In November 2023, USA Pickleball announced their first certified quiet product––the OWL by OWL Sport. OWL claims that their paddle is one-of-a-kind and both limits noise and improves performance. USA Pickleball has proven that the paddle reduces noise by up to 50 percent, according to their metrics.

USA Pickleball has vowed that they will continue to invest in noise-reduction products and research for the foreseeable future, by “advancing the caliber of remote and on-site evaluations, materials guidance to manufacturers, and providing input to municipalities for evolving codes and ordinances.” 

Pickleball Sound Mitigation is a company that is entirely dedicated to minimizing the pickleball pop. As a consultant for USA Pickleball, they have helped provide perspective and solutions for those who complain about the pickleball pop and for pickleballers who do not want their adversaries to block pickleball development and practice. 

Can You Really Control the Pickleball POP? 

So, there are new options for those who either dislike the pickleball pop or want to appease someone in their life who does. Is there a way to get enough people on board with quiet gear to make a difference? 

Some say that many noise-reducing pickleball products really do affect their game and the bounce of the ball off of the paddle.
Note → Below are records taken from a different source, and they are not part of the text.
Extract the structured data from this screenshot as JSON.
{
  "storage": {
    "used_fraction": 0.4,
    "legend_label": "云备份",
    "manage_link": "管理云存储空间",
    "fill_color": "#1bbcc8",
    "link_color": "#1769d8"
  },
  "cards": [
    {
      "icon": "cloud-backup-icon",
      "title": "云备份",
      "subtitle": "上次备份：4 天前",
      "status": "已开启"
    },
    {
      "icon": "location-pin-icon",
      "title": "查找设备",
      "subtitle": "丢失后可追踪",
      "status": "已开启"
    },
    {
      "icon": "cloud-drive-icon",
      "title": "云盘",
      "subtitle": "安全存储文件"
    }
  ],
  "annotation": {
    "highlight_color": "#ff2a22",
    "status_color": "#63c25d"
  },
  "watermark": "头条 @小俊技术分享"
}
Fortunately, even if that is the case, it appears that the USA Pickleball team is dedicated to ensuring a wide array of products is available that can limit noise without compromising play. 

What do you think? Does eliminating the pickleball pop take away from the game’s charm? Or is a quieter game better for everyone?